Here’s my video of the trip.

My Talking Travel podcast with Public Radio International’s ‘The World’

Clark Boyd from PRI, Lonely Planet’s US Travel Editor Robert Reid and myself have recorded a couple of podcasts which we hope will form part of a regular series.

You can find them at Talking Travel with Lonely Planet & The World

And while we’re doing multimedia, here’s a video of me and fellow rider Mara Vorhees on the Tour d’Afrique

Comments welcome!

Kings Cross Underground Station – northern ticket hall opens

Arriving back at St Pancras after an afternoon out giving a talk at a school in Derbyshire I noticed that the escalators leading down from the eastern exit to the concourse and down under Pancras Road were open.

Descending into the Underground station’s new northern ticket hall, freshly opened this week, was a revelation. As anyone who’s tried to buy a ticket on a Saturday morning will testify Kings Cross has needed huge amounts of new space, ticket machines and information booths for years. And now it’s got it. The escalators to the Northern Line (I haven’t explored the other lines yet) bypass the chaos of the old access points completely. The prominent signage to the Regent’s Canal is another nice touch.

It’s slightly disorienting to suddenly have a different set of twists and turns to negotiate. This map from TfL helps make sense of it. Click to enlarge.
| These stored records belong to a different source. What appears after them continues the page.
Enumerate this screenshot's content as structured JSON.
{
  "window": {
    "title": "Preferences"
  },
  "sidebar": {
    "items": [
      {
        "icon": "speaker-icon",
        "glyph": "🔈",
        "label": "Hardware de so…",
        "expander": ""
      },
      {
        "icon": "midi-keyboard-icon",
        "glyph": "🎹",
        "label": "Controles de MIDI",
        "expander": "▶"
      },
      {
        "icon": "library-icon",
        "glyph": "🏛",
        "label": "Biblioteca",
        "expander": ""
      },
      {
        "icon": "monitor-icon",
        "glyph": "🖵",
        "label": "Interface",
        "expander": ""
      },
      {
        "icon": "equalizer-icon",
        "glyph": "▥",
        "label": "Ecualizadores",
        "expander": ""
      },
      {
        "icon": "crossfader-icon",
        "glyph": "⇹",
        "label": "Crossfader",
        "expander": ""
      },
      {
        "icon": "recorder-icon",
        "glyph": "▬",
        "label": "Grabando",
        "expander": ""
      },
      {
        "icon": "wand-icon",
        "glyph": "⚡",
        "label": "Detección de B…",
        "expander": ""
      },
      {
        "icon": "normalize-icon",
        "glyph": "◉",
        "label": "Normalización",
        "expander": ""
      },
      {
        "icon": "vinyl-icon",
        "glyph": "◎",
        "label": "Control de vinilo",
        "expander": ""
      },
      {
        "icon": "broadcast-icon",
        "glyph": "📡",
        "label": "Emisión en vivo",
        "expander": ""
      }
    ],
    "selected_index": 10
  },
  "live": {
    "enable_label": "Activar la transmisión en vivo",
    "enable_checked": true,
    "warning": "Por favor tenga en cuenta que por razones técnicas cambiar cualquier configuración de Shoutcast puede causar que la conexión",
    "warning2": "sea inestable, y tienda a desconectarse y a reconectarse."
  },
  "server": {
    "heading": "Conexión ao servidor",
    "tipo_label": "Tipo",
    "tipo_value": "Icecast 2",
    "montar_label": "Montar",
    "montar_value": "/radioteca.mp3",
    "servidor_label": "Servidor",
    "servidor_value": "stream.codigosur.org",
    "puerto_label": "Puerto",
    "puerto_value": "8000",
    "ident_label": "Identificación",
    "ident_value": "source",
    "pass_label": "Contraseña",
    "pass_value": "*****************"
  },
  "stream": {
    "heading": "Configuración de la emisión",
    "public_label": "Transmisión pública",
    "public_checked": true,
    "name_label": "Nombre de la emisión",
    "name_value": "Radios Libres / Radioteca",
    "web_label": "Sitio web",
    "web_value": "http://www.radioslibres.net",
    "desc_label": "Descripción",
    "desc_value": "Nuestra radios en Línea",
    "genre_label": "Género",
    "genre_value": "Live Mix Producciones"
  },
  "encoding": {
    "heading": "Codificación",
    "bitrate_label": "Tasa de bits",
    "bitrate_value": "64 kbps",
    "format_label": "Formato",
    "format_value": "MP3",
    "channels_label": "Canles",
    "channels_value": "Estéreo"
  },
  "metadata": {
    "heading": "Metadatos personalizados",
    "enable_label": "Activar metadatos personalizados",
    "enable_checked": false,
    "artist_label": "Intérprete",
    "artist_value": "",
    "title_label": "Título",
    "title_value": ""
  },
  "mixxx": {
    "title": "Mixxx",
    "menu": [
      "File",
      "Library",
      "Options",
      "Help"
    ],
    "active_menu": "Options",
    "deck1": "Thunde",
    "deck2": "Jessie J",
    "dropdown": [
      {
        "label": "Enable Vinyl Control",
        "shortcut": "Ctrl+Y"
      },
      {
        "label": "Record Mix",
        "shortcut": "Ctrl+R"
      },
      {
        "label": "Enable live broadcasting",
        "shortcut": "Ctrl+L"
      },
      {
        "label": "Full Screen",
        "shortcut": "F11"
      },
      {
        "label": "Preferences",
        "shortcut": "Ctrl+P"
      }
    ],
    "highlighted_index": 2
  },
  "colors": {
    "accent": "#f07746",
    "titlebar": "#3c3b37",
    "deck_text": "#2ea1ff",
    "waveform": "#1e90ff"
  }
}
London has one terminus (St Pancras) to be proud of, King’s Cross being fast renovated and a tube station for them both that’s finally heading in the right direction. The escalator up from the Piccadilly Line with gaping holes in the roof will not be missed. More from TfL